In the last 20 years many developing countries have made considerable progress towards improving food security and nutrition. However, progress across countries and dimensions of food security have been uneven (FAO, 2014). For example, in countries home to major tropical deltas such as Bangladesh and Cambodia, about a third of children are still classified as undernourished (IFPRI, 2015). While challenges to food security in the context of environmental and climate changes have been studied widely, limited evidence exists for their implications for food and nutrition security in tropical deltaic regions. Delta areas are particularly vulnerable to food insecurity and malnutrition due the specific environmental, climatic and human development factors affecting agricultural production and fisheries. These include coastal flooding and storm surges, deforestation, changes to river flow patterns and water tables, increased soil salinity and water quality degradation. Due to the large number of people living in Deltaic regions and their importance in regional food production, there is a pressing need for a better understanding on how environmental factors affect food security and malnutrition.

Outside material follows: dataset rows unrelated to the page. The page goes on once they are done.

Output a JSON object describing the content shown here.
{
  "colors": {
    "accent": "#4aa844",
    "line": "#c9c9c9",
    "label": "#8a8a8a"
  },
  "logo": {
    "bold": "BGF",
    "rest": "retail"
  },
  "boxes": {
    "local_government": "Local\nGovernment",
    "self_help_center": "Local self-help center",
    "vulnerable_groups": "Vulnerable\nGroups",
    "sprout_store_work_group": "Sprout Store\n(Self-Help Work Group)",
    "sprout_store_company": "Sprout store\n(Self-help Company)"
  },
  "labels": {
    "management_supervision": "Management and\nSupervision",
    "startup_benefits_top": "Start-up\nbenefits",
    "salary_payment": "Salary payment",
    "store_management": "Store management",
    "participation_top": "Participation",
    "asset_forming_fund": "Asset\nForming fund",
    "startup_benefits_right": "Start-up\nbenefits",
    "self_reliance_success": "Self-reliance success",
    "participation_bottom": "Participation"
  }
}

This study explores the potential impacts and challenges posed by environmental and climate change on food and nutrition security in three tropical mega-deltas: the Amazon, the Ganges-Brahmaputra and the Mekong delta. Socio-economic, agricultural production, environmental, nutritional, health related and demographic datasets for each region for the period 2000-2015 will be used and analysed to assess the impacts of contextual environmental variables on food security and nutrition. This includes an assessment of how these relationships vary in strength of association between the 3 deltas.. In addition, existing socio-economic- and climate change scenarios and modelling results are used to assess potential changes in food and nutrition security under plausible future pathways of development and impact. Results are framed in the context of relevant targets of the proposed Sustainable Development Goals and describe the challenges for food security and policy implications for each mega-delta.